» **The problem**
Say how many lines in the material below contain the word "post", giving the number alone.

» **Dataset extract**
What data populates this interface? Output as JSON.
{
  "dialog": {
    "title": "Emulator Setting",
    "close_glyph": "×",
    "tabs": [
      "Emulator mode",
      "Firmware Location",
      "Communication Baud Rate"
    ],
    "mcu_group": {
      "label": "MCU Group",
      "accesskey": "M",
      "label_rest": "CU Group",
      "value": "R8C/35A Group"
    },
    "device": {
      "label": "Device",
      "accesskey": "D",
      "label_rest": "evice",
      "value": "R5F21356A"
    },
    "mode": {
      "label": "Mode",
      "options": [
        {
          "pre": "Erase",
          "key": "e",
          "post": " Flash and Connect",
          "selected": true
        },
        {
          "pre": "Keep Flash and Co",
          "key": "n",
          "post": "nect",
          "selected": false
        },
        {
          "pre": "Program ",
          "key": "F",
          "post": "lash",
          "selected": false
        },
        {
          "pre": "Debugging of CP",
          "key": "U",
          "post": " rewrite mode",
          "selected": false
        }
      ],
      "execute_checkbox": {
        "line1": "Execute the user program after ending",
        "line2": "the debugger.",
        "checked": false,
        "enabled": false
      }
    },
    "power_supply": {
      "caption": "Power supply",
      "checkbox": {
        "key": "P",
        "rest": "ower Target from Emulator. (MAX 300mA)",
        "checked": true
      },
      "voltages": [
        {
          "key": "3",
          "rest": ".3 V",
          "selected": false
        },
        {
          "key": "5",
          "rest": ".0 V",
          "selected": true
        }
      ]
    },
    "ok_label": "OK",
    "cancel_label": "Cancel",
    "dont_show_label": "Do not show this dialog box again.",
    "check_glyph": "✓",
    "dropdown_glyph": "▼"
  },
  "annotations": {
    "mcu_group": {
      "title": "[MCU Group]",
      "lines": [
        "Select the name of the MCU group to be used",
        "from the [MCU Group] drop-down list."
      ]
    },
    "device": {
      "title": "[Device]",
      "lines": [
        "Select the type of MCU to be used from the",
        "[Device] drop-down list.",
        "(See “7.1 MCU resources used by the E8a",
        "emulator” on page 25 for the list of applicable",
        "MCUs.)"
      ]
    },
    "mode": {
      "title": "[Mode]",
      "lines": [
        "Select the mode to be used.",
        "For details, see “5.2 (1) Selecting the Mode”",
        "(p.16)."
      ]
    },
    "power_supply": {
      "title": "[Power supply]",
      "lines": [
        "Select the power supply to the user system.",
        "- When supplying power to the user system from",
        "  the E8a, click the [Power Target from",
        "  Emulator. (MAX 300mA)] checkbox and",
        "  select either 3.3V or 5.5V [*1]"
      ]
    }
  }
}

» **Completed task**
4